There have been significant advances in interventions to prevent stroke, one of the most feared diseases, but when or even if they will be available to those who need them remains in doubt. 

As an interventional cardiologist, I am encouraged by the prospects of two different approaches to treat stroke.  But the rigors of U.S. regulatory approval have held back the introduction of these new medical interventions, while increasingly restrictive coverage may continue to limit access to them even once they are approved. 


In fact, an important decision this week from Medicare regarding a new device to prevent strokes appears to follow this trend toward restrictive coverage.  

This is worrisome because stroke, in which a loose blood clot lodges in and damages the brain, is one of the most feared and costly diseases we face. Most people fear damage to the brain more than they do damage to the lungs or heart. An estimated 6.6 million Americans have had a stroke, and another 795,000 people have a new or recurrent stroke every year. The medical and lost productivity costs of stroke are projected to increase to $140 billion by 2030. 

Depending on where in the brain the clot lodges and how much tissue it damages, stroke can cause vision problems, memory loss, speech or language problems, behavior changes, and paralysis on one side of the body or even from the neck down. The consequences can be devastating – some people feel  that surviving a stroke may be worse than not surviving at all. 

People with risk factors such as high blood pressure, high cholesterol, or an abnormal heartbeat called atrial fibrillation are most prone to stroke. Common approaches to lowering the risk of stroke are using drugs, diet and exercise to reduce high blood pressure or cholesterol levels. But there are two other conditions that increase the risk for stroke for which changes in lifestyle or medication are inadequate to treat. 

One is the left atrial appendage (LAA), a small, useless sac in the muscle wall of the top left chamber of the heart. As blood pools in this pouch, clots can form that can travel to the brain and cause a stroke. Evidence suggests in patients with atrial fibrillation this sac is the most common source of clots resulting in stroke. People with atrial fibrillation are five to seven times more likely to have a stroke than the general population. 

LAA closure devices – there are three in development in the U.S. – could change the clinical approach to preventing stroke in patients with atrial fibrillation. A catheter-delivered heart implant designed to close the LAA received approval earlier this year from the U.S. Food and Drug Administration (FDA) and this week received what appears to be a restrictive coverage determination from Medicare. Two other devices, one that plugs the LAA and another that essentially seals it shut, have been widely used outside the U.S. but are not specifically FDA approved for use with stroke patients in the U.S.­ 

For my patients with atrial fibrillation, LAA closure devices offer new hope as an alternative to blood thinners, which may be ineffective or intolerable due to risk of bleeding, restriction of activities or other potential side effects.  New data is bearing out this hope that when compared to blood thinners, LAA devices can reduce bleeding risks and related costs and disability. As a result, patients and their families are hoping Medicare, which strongly influences coverage decisions by private insurers, will make access to this new procedure as broad as possible. To help prevent stroke for the many patients at risk for clots but poor candidates for blood thinners, we must ensure access to this procedure.  

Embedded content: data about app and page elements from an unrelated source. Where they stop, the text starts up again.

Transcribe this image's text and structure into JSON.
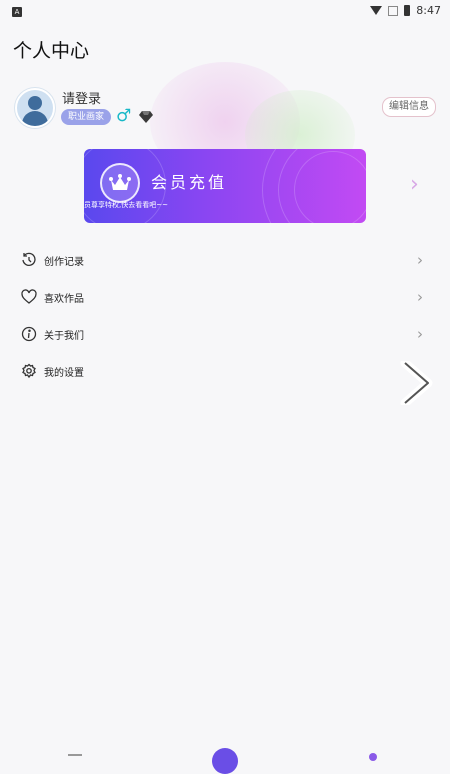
{
  "status_bar": {
    "left_icon": "A",
    "time": "8:47"
  },
  "page": {
    "title": "个人中心"
  },
  "profile": {
    "login_text": "请登录",
    "badge": "职业画家",
    "gender_symbol": "♂",
    "gender_color": "#18b8c7",
    "edit_label": "编辑信息"
  },
  "vip": {
    "title": "会员充值",
    "subtitle": "员尊享特权,快去看看吧~~",
    "gradient_start": "#5a48ee",
    "gradient_end": "#c24af3"
  },
  "menu": [
    {
      "label": "创作记录",
      "icon": "history-icon"
    },
    {
      "label": "喜欢作品",
      "icon": "heart-icon"
    },
    {
      "label": "关于我们",
      "icon": "info-icon"
    },
    {
      "label": "我的设置",
      "icon": "gear-icon"
    }
  ]
}
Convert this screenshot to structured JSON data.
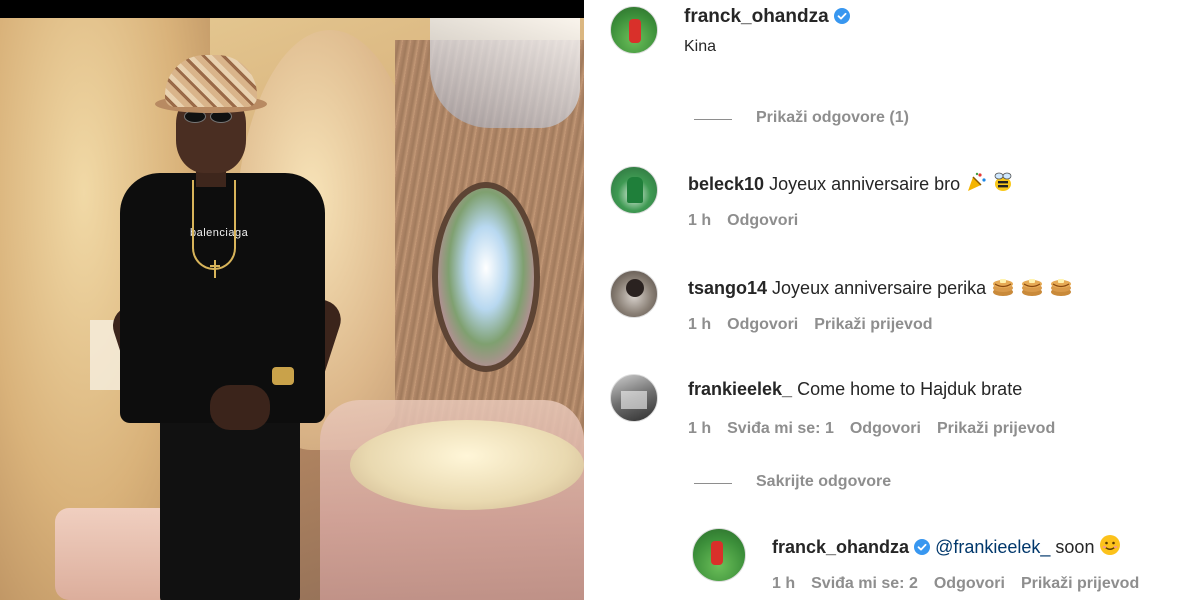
{
  "post": {
    "author": "franck_ohandza",
    "caption": "Kina",
    "photo_shirt_text": "balenciaga"
  },
  "threads": {
    "show_replies_label": "Prikaži odgovore (1)",
    "hide_replies_label": "Sakrijte odgovore"
  },
  "comments": [
    {
      "username": "beleck10",
      "text": "Joyeux anniversaire bro",
      "emojis": [
        "party-popper",
        "bee"
      ],
      "time": "1 h",
      "reply_label": "Odgovori"
    },
    {
      "username": "tsango14",
      "text": "Joyeux anniversaire perika",
      "emojis": [
        "pancakes",
        "pancakes",
        "pancakes"
      ],
      "time": "1 h",
      "reply_label": "Odgovori",
      "translate_label": "Prikaži prijevod"
    },
    {
      "username": "frankieelek_",
      "text": "Come home to Hajduk brate",
      "time": "1 h",
      "likes_label": "Sviđa mi se: 1",
      "reply_label": "Odgovori",
      "translate_label": "Prikaži prijevod"
    }
  ],
  "reply": {
    "username": "franck_ohandza",
    "mention": "@frankieelek_",
    "text": "soon",
    "emojis": [
      "smiling-face"
    ],
    "time": "1 h",
    "likes_label": "Sviđa mi se: 2",
    "reply_label": "Odgovori",
    "translate_label": "Prikaži prijevod"
  },
  "colors": {
    "verified_blue": "#3897f0",
    "meta_grey": "#8e8e8e",
    "text_dark": "#262626",
    "mention_blue": "#00376b"
  }
}
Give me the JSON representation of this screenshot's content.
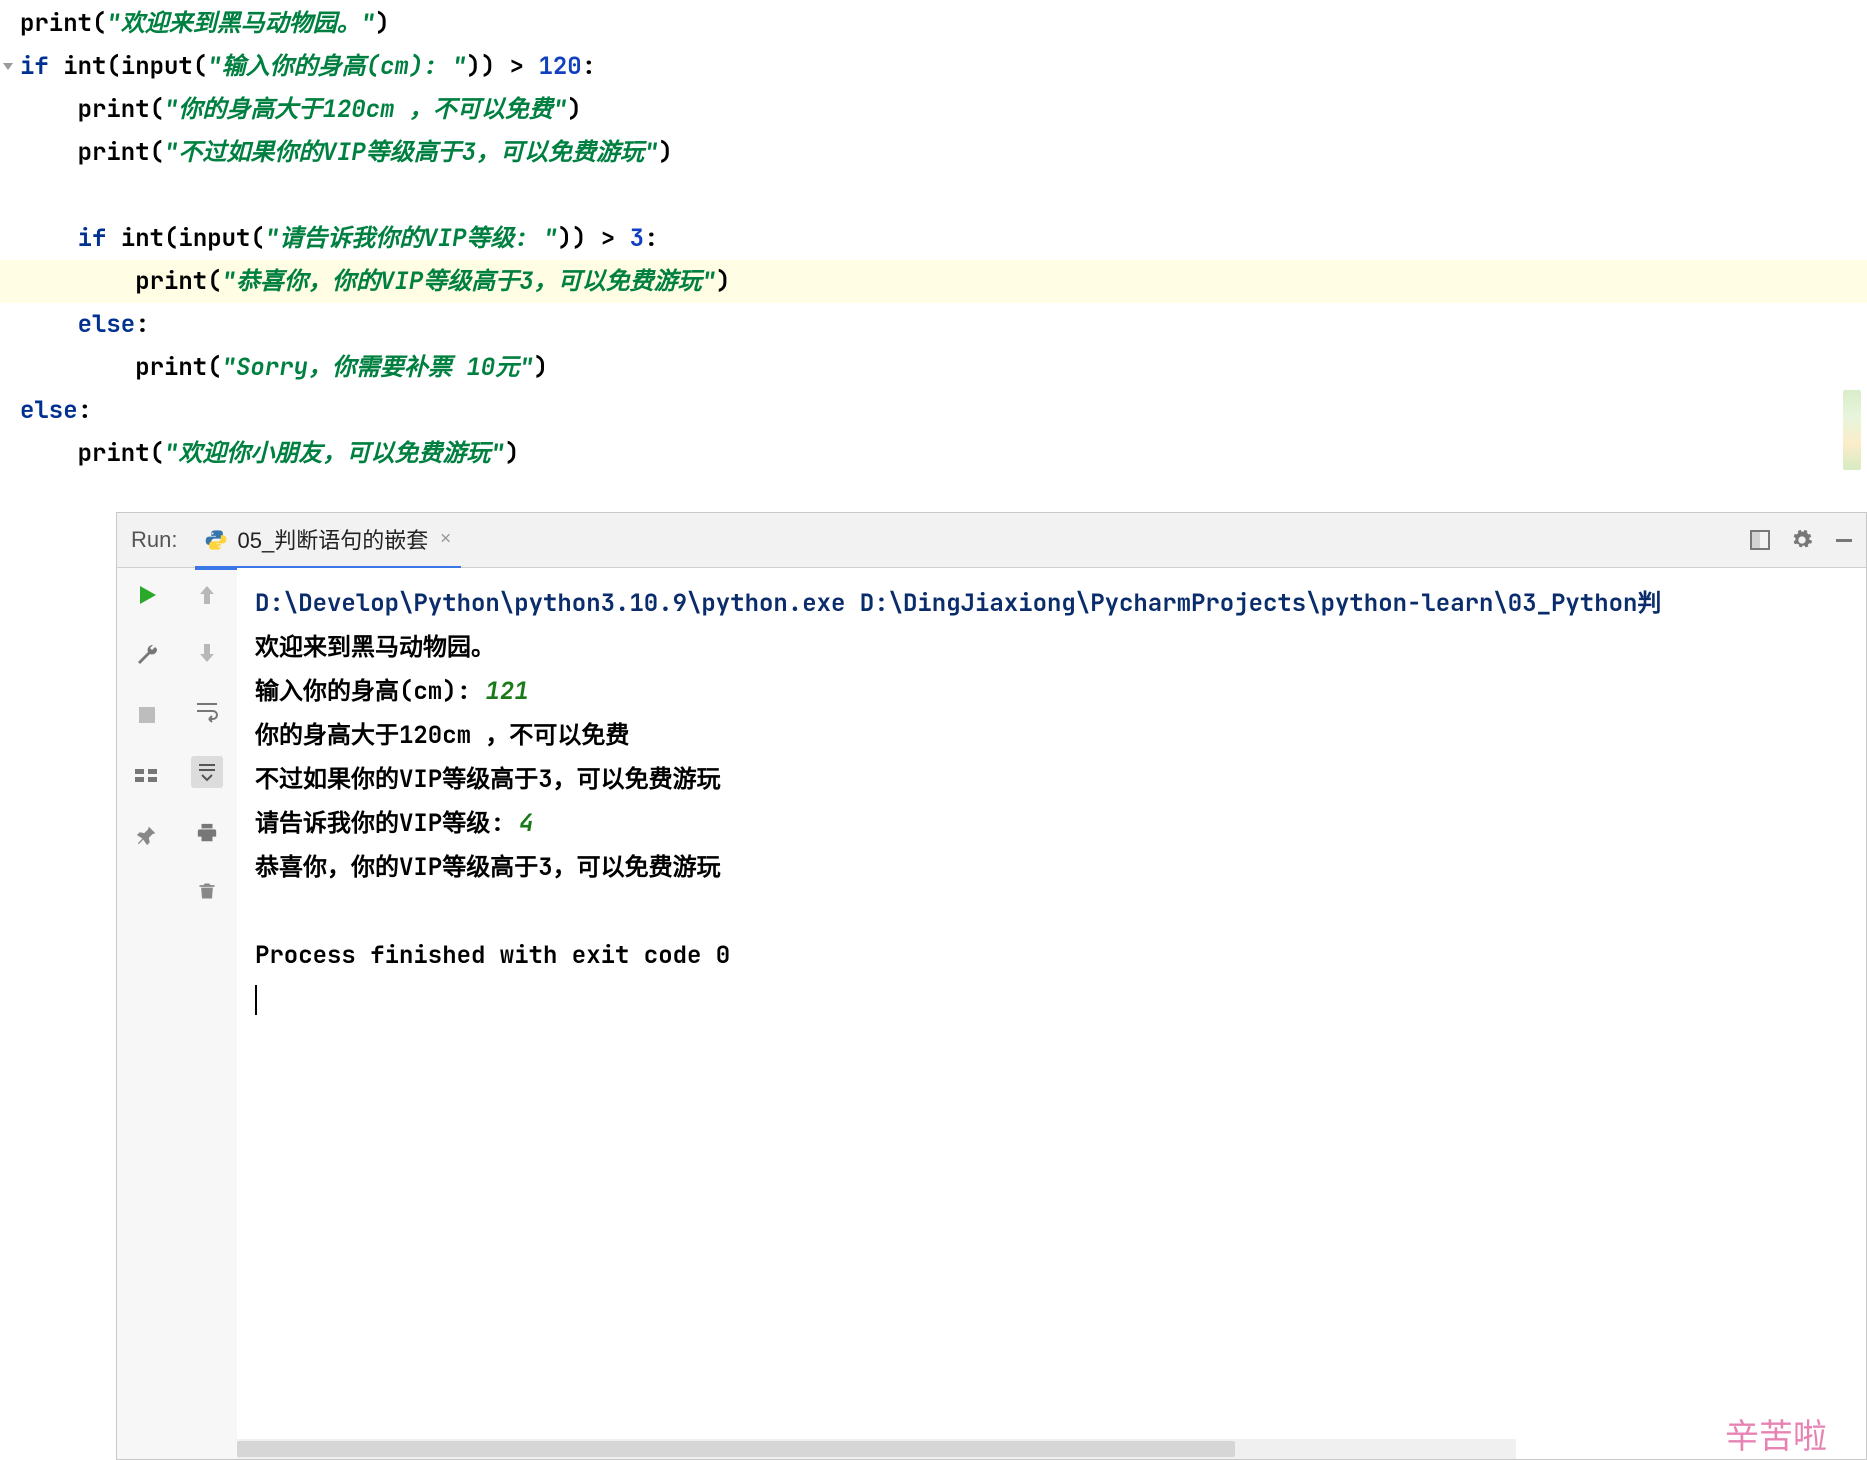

The other condition that can lead to stroke is carotid artery disease, which occurs when the blood vessels in the neck are narrowed by plaque. Plaque increases risk of stroke by restricting blood flow to the brain and potentially causing a clot to enter the brain. While blood thinners and other medications can treat this condition, some carotid arteries can become so blocked that an open surgical procedure called endarterectomy is recommended to remove the plaque.  

An alternative, minimally invasive, procedure called carotid stenting has been developed in which a mesh tube called a stent is inserted through a catheter into the carotid artery to prop it open. To date, carotid stenting has been mostly limited to patients who are too frail to tolerate the open surgery.  But the landmark CREST trial showed that younger, healthier patients do better with stents than surgery. I have patients who do not tolerate blood thinners well or do not want to undergo the stress and recovery of open surgery on their neck. They should not be denied access to carotid stenting based on outdated coverage determinations. Let’s hope this less invasive procedure will soon be an option for more people. 

Given the rising costs of healthcare, it is understandable that Medicare wants to ensure  that before they agree to pay, new therapies should be, if not significantly more safe or effective, at least as good a value as existing therapies. But too often the importance of patient choice and potential quality-of-life benefits are left out of these coverage decisions.  

If we become too restrictive, innovation will dry up – there is evidence it already is drying up – as entrepreneurs will decide the opportunity for success is not enough to overcome the risk of failure, especially given the enormous cost of developing, testing and winning regulatory approval for new therapies. We cannot let the short-term savings of being overly restrictive in approving and paying for novel therapies short circuit the long-term benefits of potential advances, especially in treating a devastating disease like stroke. 

Reilly is vice-chairman, Department of Cardiology and Director, Cardiology Fellowship Program, Ochsner Medical Center, New Orleans.